    Update: Someone pointed out correctly, that this circuit does not provide over-discharge protection even though it it is drawing power continuously even in sleep mode. So it would be a good idea to use LiPoly batteries that have inbuilt protection (thats over-charge and over-discharge protection) circuits. The TrustFire range of Li-Ion batteries with 900mAH capacity have built-in protection, come in AA form factor, stick them in a AA battery holder and you're done. You can build your own customized USB or mains adapter battery charger with a bare minimum of components using specialized LiPoly charger ICs - e.g. the MAX1555 or MAX8600.

    Source code, schematics and data sheets

    The circuit schematic and component datasheets are in the document archive.

    The code archive contains the source code and Silicon Labs configuration wizard and IDE project files. Last update : 2008 November 16

    User Interface

    Press and hold the Select button until the unit powers up - this should take about 5 seconds.

    On power up, the flight log is displayed. Each flight record consists of the flight number, flight date, flight launch time, flight duration, launch altitude, maximum altitude, lz altitude, maximum climb rate,maximum sink rate, maximum temperature and minimum temperature. Use the L and R buttons to cycle through the 30 flight records. Flight 01 is the most recent flight, flight 30 is the oldest flight. Press the Select button to power down. Press the Page button to move to the Settings page. Press both the Select and Page button simultaneously to clear the flight log.

    In the Settings page, press the Select button to cycle through the different options, and the L and R buttons to change the parameter values.

    You can correct the altitude to some extent by selecting one of three pressure-altitude tables. They differ in the value of the mean sea level pressure used as a reference in computing altitude above mean sea level. Select the middle table for Airspace (aka Pressure or Flight) altitude. This uses a nominal mean sea level pressure of 1013.25mBar.

    The sink rate threshold for the audio sink warning can be adjusted from -1.0m/s to -4.0m/s in steps of 0.5m/s.

    Modern paragliders have a minimum sink rate of about -1.0m/s, so if you are sinking slower than this, you are in lifting air. The climb rate threshold for audio lift indication can be adjusted from -0.75m/s to 0.0m/s in steps of 0.25m/s.

    The other settings are for the real-time clock calendar date and time.

    Press the Page button to select the flight display mode. In this mode, the screen displays the altitude in metres above sea level (MSL), temperature in degrees Celsius, altitude above launch in metres, climb rate in m/s, current time, and elapsed flight time in hours and minutes.

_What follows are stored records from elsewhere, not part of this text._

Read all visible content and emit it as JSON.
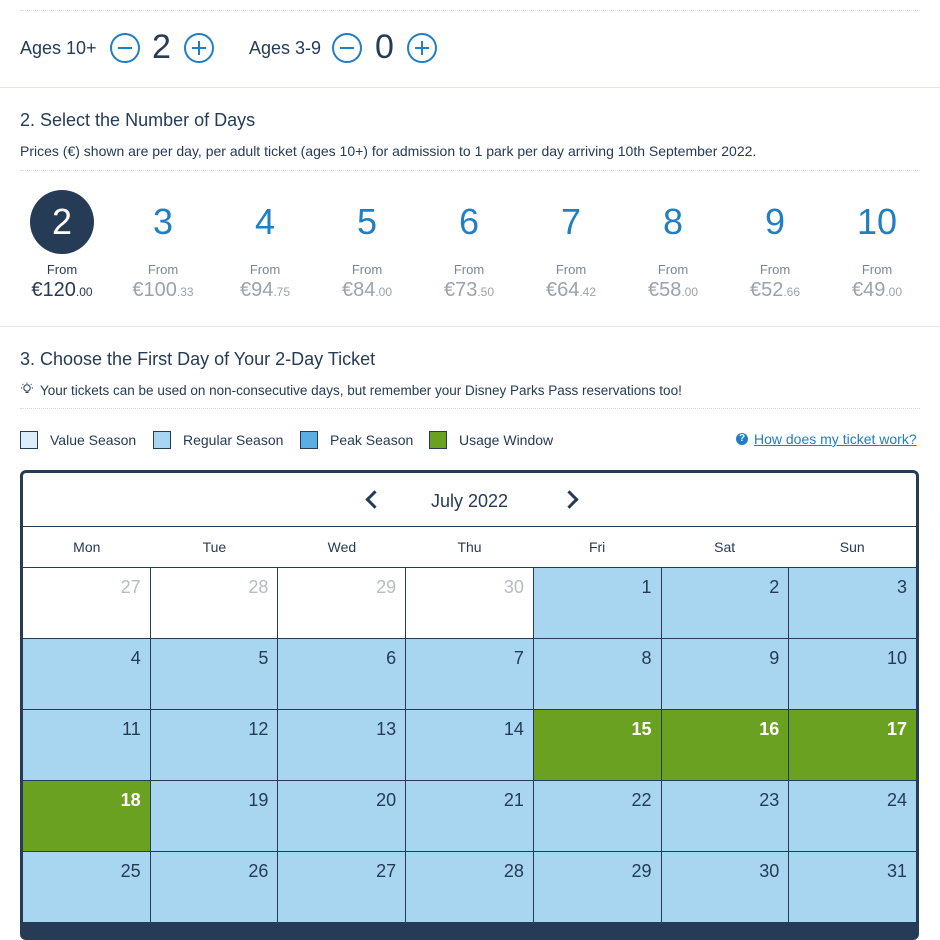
{
  "ages": {
    "adult_label": "Ages 10+",
    "adult_count": "2",
    "child_label": "Ages 3-9",
    "child_count": "0"
  },
  "days_section": {
    "title": "2. Select the Number of Days",
    "subtitle": "Prices (€) shown are per day, per adult ticket (ages 10+) for admission to 1 park per day arriving 10th September 2022.",
    "options": [
      {
        "days": "2",
        "from": "From",
        "euros": "€120",
        "cents": ".00",
        "selected": true
      },
      {
        "days": "3",
        "from": "From",
        "euros": "€100",
        "cents": ".33"
      },
      {
        "days": "4",
        "from": "From",
        "euros": "€94",
        "cents": ".75"
      },
      {
        "days": "5",
        "from": "From",
        "euros": "€84",
        "cents": ".00"
      },
      {
        "days": "6",
        "from": "From",
        "euros": "€73",
        "cents": ".50"
      },
      {
        "days": "7",
        "from": "From",
        "euros": "€64",
        "cents": ".42"
      },
      {
        "days": "8",
        "from": "From",
        "euros": "€58",
        "cents": ".00"
      },
      {
        "days": "9",
        "from": "From",
        "euros": "€52",
        "cents": ".66"
      },
      {
        "days": "10",
        "from": "From",
        "euros": "€49",
        "cents": ".00"
      }
    ]
  },
  "first_day_section": {
    "title": "3. Choose the First Day of Your 2-Day Ticket",
    "tip_icon": "lightbulb-icon",
    "tip": "Your tickets can be used on non-consecutive days, but remember your Disney Parks Pass reservations too!"
  },
  "legend": {
    "items": [
      {
        "label": "Value Season",
        "color": "#dbeefa"
      },
      {
        "label": "Regular Season",
        "color": "#a8d6f0"
      },
      {
        "label": "Peak Season",
        "color": "#5aaee2"
      },
      {
        "label": "Usage Window",
        "color": "#6aa121"
      }
    ],
    "help_icon": "question-circle-icon",
    "help_link": "How does my ticket work?"
  },
  "calendar": {
    "month": "July 2022",
    "weekdays": [
      "Mon",
      "Tue",
      "Wed",
      "Thu",
      "Fri",
      "Sat",
      "Sun"
    ],
    "cells": [
      {
        "day": "27",
        "state": "out"
      },
      {
        "day": "28",
        "state": "out"
      },
      {
        "day": "29",
        "state": "out"
      },
      {
        "day": "30",
        "state": "out"
      },
      {
        "day": "1",
        "state": "regular"
      },
      {
        "day": "2",
        "state": "regular"
      },
      {
        "day": "3",
        "state": "regular"
      },
      {
        "day": "4",
        "state": "regular"
      },
      {
        "day": "5",
        "state": "regular"
      },
      {
        "day": "6",
        "state": "regular"
      },
      {
        "day": "7",
        "state": "regular"
      },
      {
        "day": "8",
        "state": "regular"
      },
      {
        "day": "9",
        "state": "regular"
      },
      {
        "day": "10",
        "state": "regular"
      },
      {
        "day": "11",
        "state": "regular"
      },
      {
        "day": "12",
        "state": "regular"
      },
      {
        "day": "13",
        "state": "regular"
      },
      {
        "day": "14",
        "state": "regular"
      },
      {
        "day": "15",
        "state": "usage"
      },
      {
        "day": "16",
        "state": "usage"
      },
      {
        "day": "17",
        "state": "usage"
      },
      {
        "day": "18",
        "state": "usage"
      },
      {
        "day": "19",
        "state": "regular"
      },
      {
        "day": "20",
        "state": "regular"
      },
      {
        "day": "21",
        "state": "regular"
      },
      {
        "day": "22",
        "state": "regular"
      },
      {
        "day": "23",
        "state": "regular"
      },
      {
        "day": "24",
        "state": "regular"
      },
      {
        "day": "25",
        "state": "regular"
      },
      {
        "day": "26",
        "state": "regular"
      },
      {
        "day": "27",
        "state": "regular"
      },
      {
        "day": "28",
        "state": "regular"
      },
      {
        "day": "29",
        "state": "regular"
      },
      {
        "day": "30",
        "state": "regular"
      },
      {
        "day": "31",
        "state": "regular"
      }
    ]
  }
}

    When you enter this mode, the climbrate audio threshold is set to 0.0m/s so you can check the variometer function is working correctly.

    When you are ready to launch, press the Select button to record the launch altitude. An "OK" status is then displayed on the screen. The climbrate computation is now disabled to avoid the distraction of a noisy vario while you are waiting to launch.

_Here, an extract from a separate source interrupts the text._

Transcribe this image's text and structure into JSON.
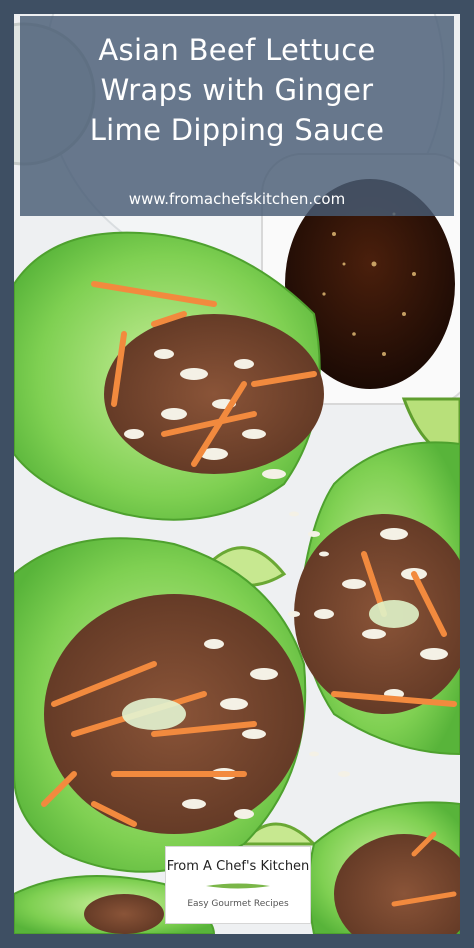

    After you launch, when the altimeter sees an elevation change of 5m from the recorded launch altitude, the flight duration timer display automatically starts. And of course, the climbrate calculation will then be enabled, and the climbrate threshold for the audio beep is set to the value you specified in the Settings page.

    After landing, press the Page button. The unit will now record the landing altitude, and then display the completed flight statistics. To power down, press the Select button. Else press the Page button to move to the Settings page.

    Field test

    I flight tested this vario in October 2008 at Bir/Billing in India. I did have to tweak the audio response to allow for more discrimination in the low climb rate scale, from 0 to 2m/s. I also fixed a bug related to the audio being out of sync with the displayed (correct) climb/sink rate. I've published the latest code (v 1.00).